## TASK DETAILS
Copy every line below that has the word "partida" in it.

Start of LISTED ENTRIES

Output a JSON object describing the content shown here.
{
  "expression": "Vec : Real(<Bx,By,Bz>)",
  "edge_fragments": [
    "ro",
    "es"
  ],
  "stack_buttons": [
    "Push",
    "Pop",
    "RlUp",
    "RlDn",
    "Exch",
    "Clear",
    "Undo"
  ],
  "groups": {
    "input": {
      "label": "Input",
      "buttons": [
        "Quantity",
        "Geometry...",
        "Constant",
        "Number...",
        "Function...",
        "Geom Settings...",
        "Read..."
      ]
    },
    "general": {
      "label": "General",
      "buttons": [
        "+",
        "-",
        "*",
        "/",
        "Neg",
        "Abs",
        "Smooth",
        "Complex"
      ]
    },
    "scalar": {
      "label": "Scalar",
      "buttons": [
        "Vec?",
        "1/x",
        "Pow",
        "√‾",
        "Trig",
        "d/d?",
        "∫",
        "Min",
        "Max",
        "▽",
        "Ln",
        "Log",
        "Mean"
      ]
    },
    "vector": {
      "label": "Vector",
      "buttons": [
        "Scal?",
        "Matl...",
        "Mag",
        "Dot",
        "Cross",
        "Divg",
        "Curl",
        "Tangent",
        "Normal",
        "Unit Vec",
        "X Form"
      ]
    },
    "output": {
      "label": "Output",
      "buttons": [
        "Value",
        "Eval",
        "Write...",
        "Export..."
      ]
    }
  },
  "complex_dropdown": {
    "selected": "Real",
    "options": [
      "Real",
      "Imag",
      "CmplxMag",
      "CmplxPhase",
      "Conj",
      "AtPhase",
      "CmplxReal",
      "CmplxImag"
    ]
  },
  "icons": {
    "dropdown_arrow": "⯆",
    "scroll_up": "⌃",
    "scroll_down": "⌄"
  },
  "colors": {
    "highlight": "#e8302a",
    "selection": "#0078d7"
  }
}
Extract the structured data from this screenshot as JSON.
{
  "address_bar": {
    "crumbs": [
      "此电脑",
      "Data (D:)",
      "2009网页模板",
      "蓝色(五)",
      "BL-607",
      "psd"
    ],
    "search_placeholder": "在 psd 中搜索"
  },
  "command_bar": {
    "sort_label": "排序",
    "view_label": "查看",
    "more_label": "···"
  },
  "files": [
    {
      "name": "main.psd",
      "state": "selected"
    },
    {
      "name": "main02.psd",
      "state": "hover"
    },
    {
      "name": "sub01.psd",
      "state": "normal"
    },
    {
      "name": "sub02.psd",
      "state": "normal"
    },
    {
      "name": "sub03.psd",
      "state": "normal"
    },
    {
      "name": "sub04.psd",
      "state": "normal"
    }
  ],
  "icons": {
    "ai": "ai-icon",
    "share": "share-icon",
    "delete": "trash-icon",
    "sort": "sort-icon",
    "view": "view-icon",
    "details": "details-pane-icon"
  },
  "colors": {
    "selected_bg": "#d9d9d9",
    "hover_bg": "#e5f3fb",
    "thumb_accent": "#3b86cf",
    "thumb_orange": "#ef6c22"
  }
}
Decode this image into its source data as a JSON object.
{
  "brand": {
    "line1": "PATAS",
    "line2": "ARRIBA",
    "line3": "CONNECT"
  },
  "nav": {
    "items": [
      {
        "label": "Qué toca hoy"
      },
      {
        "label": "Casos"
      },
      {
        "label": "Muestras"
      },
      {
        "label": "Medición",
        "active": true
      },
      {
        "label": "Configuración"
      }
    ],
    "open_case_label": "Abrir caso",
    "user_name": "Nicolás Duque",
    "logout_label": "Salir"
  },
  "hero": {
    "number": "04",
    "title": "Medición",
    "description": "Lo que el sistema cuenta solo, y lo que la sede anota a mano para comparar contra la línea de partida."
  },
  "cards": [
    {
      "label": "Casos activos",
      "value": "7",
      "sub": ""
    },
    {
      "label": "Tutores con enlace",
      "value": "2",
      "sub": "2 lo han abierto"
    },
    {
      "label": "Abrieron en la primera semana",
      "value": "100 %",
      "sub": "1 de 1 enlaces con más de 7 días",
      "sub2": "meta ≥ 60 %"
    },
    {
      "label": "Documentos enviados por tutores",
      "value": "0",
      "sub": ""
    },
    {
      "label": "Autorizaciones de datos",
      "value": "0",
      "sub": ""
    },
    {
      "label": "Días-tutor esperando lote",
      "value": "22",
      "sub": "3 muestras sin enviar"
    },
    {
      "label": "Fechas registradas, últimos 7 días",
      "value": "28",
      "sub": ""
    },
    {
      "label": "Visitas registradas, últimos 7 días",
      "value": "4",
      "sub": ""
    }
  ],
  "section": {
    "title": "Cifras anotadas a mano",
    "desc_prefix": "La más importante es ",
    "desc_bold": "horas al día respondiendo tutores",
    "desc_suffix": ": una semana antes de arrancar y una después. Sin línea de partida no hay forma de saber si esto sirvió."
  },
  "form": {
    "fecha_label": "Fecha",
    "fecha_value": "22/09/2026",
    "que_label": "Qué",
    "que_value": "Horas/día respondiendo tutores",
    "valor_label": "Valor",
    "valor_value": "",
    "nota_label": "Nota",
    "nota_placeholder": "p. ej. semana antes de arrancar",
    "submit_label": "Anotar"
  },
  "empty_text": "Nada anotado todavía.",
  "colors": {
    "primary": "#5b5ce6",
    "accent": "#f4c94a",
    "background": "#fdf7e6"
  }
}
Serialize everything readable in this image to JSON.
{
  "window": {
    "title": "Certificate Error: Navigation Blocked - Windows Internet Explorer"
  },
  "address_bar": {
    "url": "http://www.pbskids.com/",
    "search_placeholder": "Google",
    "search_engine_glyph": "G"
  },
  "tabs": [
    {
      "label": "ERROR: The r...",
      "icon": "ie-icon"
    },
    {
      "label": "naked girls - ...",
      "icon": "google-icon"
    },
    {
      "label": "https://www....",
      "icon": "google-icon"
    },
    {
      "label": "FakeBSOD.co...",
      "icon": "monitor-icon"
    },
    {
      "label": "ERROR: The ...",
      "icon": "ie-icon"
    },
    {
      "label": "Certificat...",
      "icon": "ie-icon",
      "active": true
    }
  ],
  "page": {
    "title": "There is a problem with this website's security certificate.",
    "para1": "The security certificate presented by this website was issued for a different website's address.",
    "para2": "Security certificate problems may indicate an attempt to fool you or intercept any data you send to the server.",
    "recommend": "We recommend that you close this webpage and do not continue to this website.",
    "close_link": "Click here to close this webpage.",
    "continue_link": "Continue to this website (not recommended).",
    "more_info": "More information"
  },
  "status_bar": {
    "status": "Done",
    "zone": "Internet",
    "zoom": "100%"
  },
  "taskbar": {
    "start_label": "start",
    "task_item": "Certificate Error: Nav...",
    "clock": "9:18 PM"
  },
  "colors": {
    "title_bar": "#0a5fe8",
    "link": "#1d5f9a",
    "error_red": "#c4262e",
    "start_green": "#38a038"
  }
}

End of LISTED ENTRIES

## TASK OUTPUT
    "description": "Lo que el sistema cuenta solo, y lo que la sede anota a mano para comparar contra la línea de partida."
    "desc_suffix": ": una semana antes de arrancar y una después. Sin línea de partida no hay forma de saber si esto sirvió."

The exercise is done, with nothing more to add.